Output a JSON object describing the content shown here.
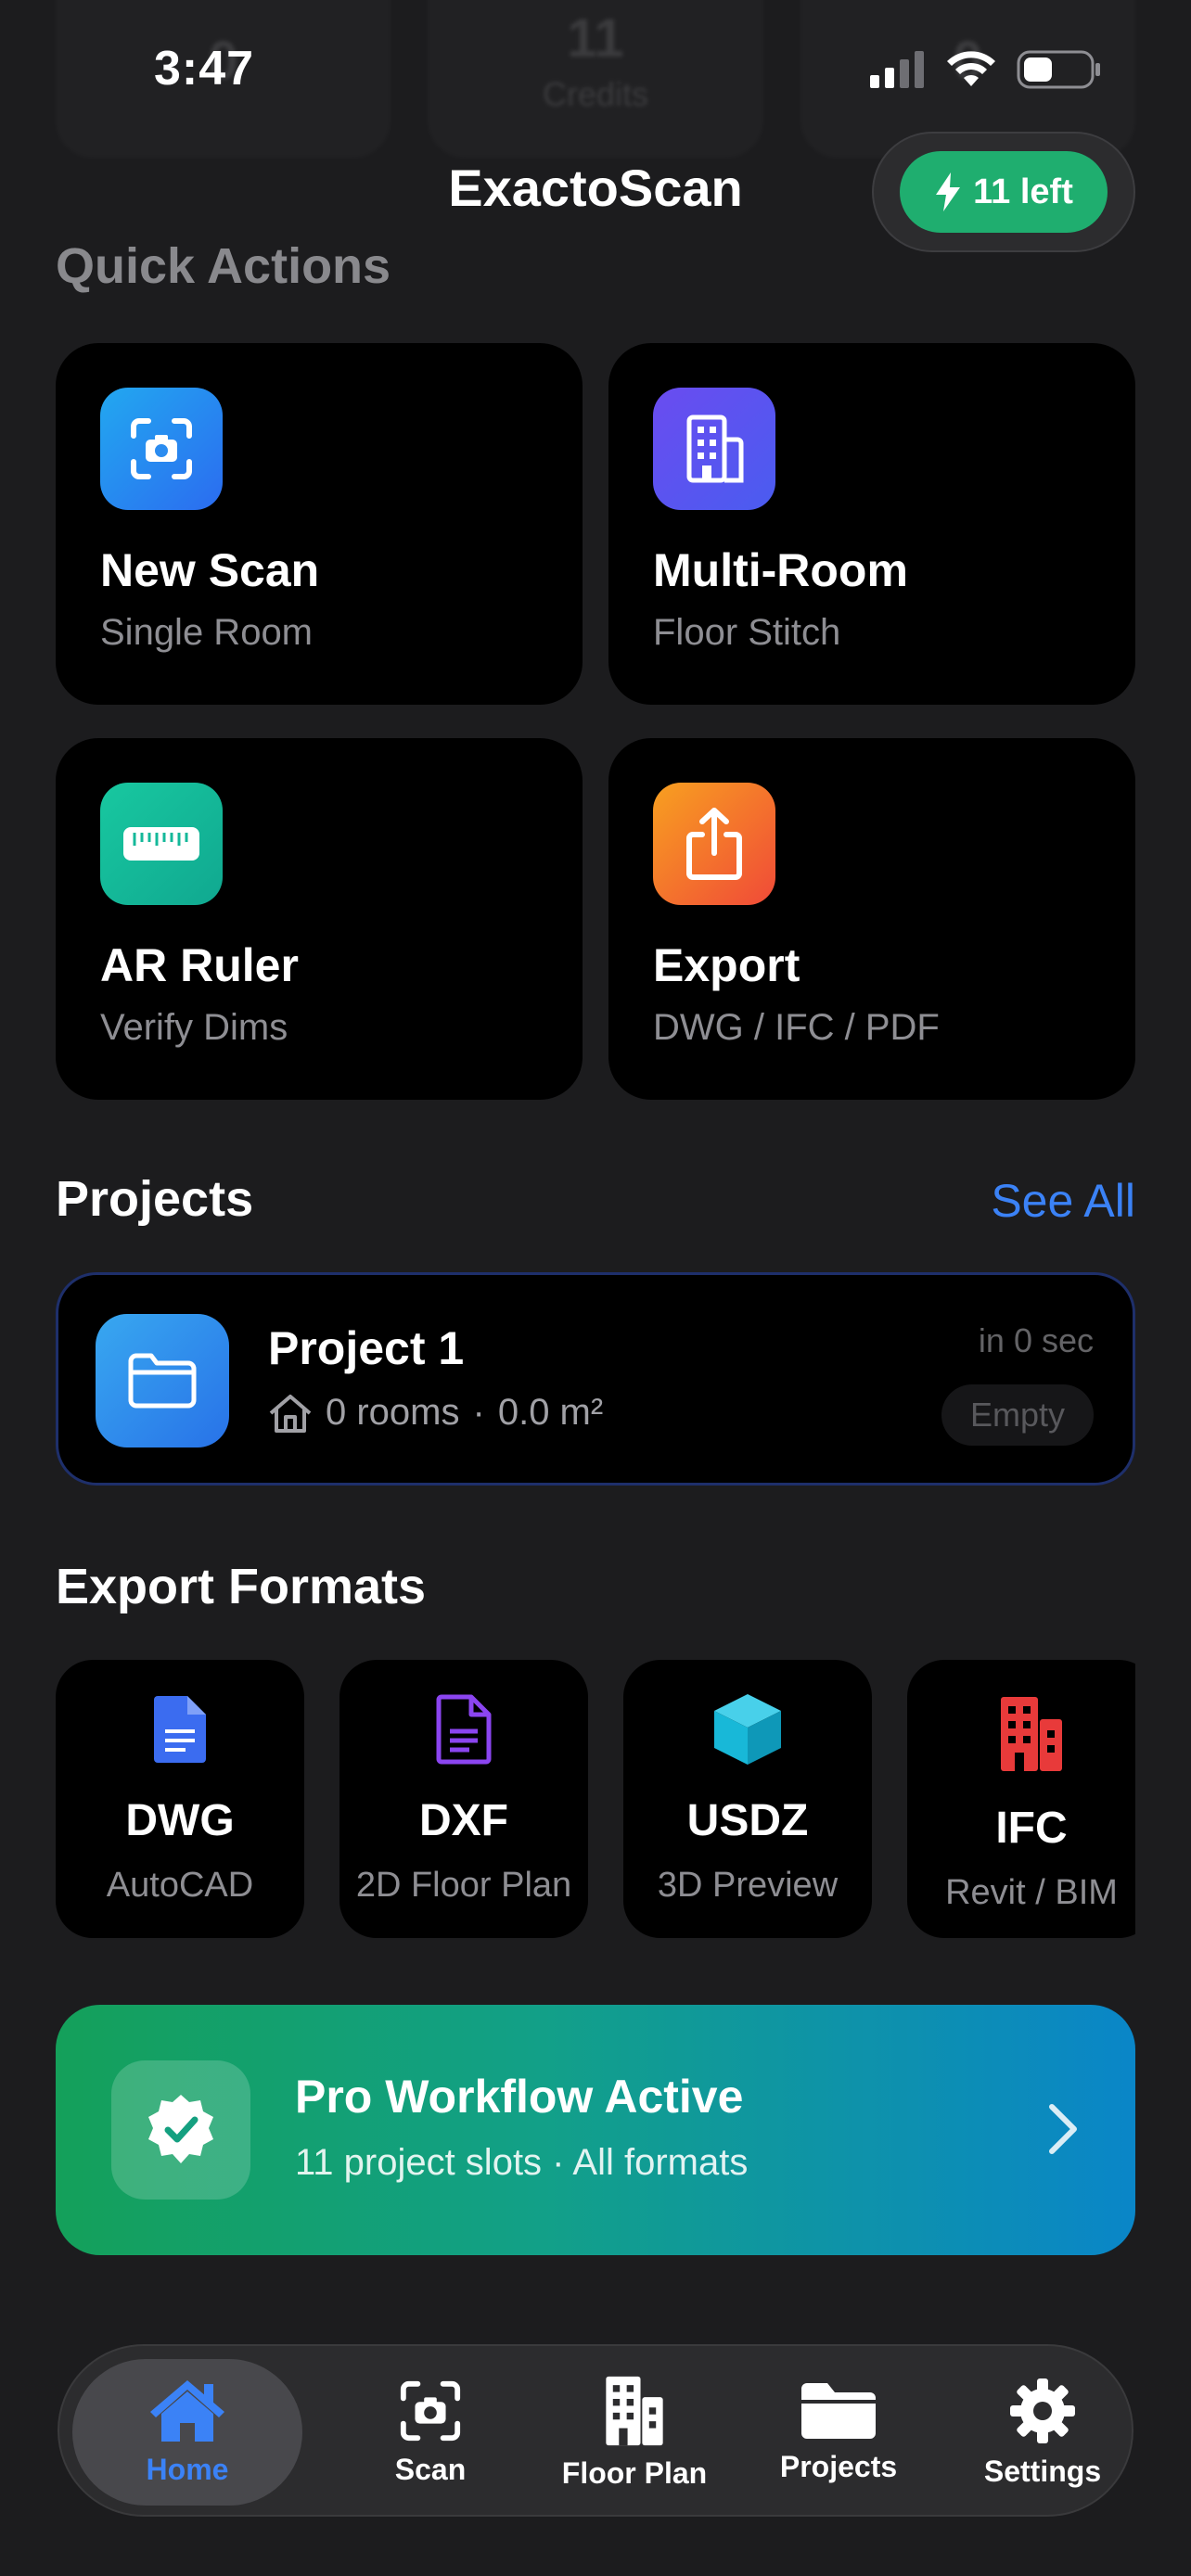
{
  "status_bar": {
    "time": "3:47"
  },
  "background_stats": [
    {
      "value": "0",
      "label": ""
    },
    {
      "value": "11",
      "label": "Credits"
    },
    {
      "value": "0",
      "label": ""
    }
  ],
  "header": {
    "title": "ExactoScan",
    "credits_label": "11 left"
  },
  "quick_actions": {
    "title": "Quick Actions",
    "items": [
      {
        "title": "New Scan",
        "subtitle": "Single Room",
        "icon": "camera-scan-icon",
        "color": "#2b8cf0"
      },
      {
        "title": "Multi-Room",
        "subtitle": "Floor Stitch",
        "icon": "building-icon",
        "color": "#6a4cf0"
      },
      {
        "title": "AR Ruler",
        "subtitle": "Verify Dims",
        "icon": "ruler-icon",
        "color": "#14b89a"
      },
      {
        "title": "Export",
        "subtitle": "DWG / IFC / PDF",
        "icon": "share-icon",
        "color": "#f25a28"
      }
    ]
  },
  "projects": {
    "title": "Projects",
    "see_all": "See All",
    "items": [
      {
        "name": "Project 1",
        "rooms": "0 rooms",
        "separator": "·",
        "area": "0.0 m²",
        "time": "in 0 sec",
        "status": "Empty"
      }
    ]
  },
  "export_formats": {
    "title": "Export Formats",
    "items": [
      {
        "name": "DWG",
        "subtitle": "AutoCAD",
        "icon": "document-icon",
        "color": "#3b6cf0"
      },
      {
        "name": "DXF",
        "subtitle": "2D Floor Plan",
        "icon": "document-outline-icon",
        "color": "#8b45f0"
      },
      {
        "name": "USDZ",
        "subtitle": "3D Preview",
        "icon": "cube-icon",
        "color": "#18b8d8"
      },
      {
        "name": "IFC",
        "subtitle": "Revit / BIM",
        "icon": "building-icon",
        "color": "#e83a3a"
      }
    ]
  },
  "pro_banner": {
    "title": "Pro Workflow Active",
    "subtitle": "11 project slots · All formats"
  },
  "tab_bar": {
    "active": "Home",
    "tabs": [
      {
        "label": "Home",
        "icon": "house-icon"
      },
      {
        "label": "Scan",
        "icon": "camera-scan-icon"
      },
      {
        "label": "Floor Plan",
        "icon": "building-icon"
      },
      {
        "label": "Projects",
        "icon": "folder-icon"
      },
      {
        "label": "Settings",
        "icon": "gear-icon"
      }
    ]
  },
  "colors": {
    "background": "#1c1c1e",
    "accent_blue": "#3b82f6",
    "credits_green": "#1fae6f"
  }
}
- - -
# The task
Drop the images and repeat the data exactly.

# Response
Output a JSON object describing the content shown here.
{
  "status_bar": {
    "time": "3:47"
  },
  "background_stats": [
    {
      "value": "0",
      "label": ""
    },
    {
      "value": "11",
      "label": "Credits"
    },
    {
      "value": "0",
      "label": ""
    }
  ],
  "header": {
    "title": "ExactoScan",
    "credits_label": "11 left"
  },
  "quick_actions": {
    "title": "Quick Actions",
    "items": [
      {
        "title": "New Scan",
        "subtitle": "Single Room",
        "icon": "camera-scan-icon",
        "color": "#2b8cf0"
      },
      {
        "title": "Multi-Room",
        "subtitle": "Floor Stitch",
        "icon": "building-icon",
        "color": "#6a4cf0"
      },
      {
        "title": "AR Ruler",
        "subtitle": "Verify Dims",
        "icon": "ruler-icon",
        "color": "#14b89a"
      },
      {
        "title": "Export",
        "subtitle": "DWG / IFC / PDF",
        "icon": "share-icon",
        "color": "#f25a28"
      }
    ]
  },
  "projects": {
    "title": "Projects",
    "see_all": "See All",
    "items": [
      {
        "name": "Project 1",
        "rooms": "0 rooms",
        "separator": "·",
        "area": "0.0 m²",
        "time": "in 0 sec",
        "status": "Empty"
      }
    ]
  },
  "export_formats": {
    "title": "Export Formats",
    "items": [
      {
        "name": "DWG",
        "subtitle": "AutoCAD",
        "icon": "document-icon",
        "color": "#3b6cf0"
      },
      {
        "name": "DXF",
        "subtitle": "2D Floor Plan",
        "icon": "document-outline-icon",
        "color": "#8b45f0"
      },
      {
        "name": "USDZ",
        "subtitle": "3D Preview",
        "icon": "cube-icon",
        "color": "#18b8d8"
      },
      {
        "name": "IFC",
        "subtitle": "Revit / BIM",
        "icon": "building-icon",
        "color": "#e83a3a"
      }
    ]
  },
  "pro_banner": {
    "title": "Pro Workflow Active",
    "subtitle": "11 project slots · All formats"
  },
  "tab_bar": {
    "active": "Home",
    "tabs": [
      {
        "label": "Home",
        "icon": "house-icon"
      },
      {
        "label": "Scan",
        "icon": "camera-scan-icon"
      },
      {
        "label": "Floor Plan",
        "icon": "building-icon"
      },
      {
        "label": "Projects",
        "icon": "folder-icon"
      },
      {
        "label": "Settings",
        "icon": "gear-icon"
      }
    ]
  },
  "colors": {
    "background": "#1c1c1e",
    "accent_blue": "#3b82f6",
    "credits_green": "#1fae6f"
  }
}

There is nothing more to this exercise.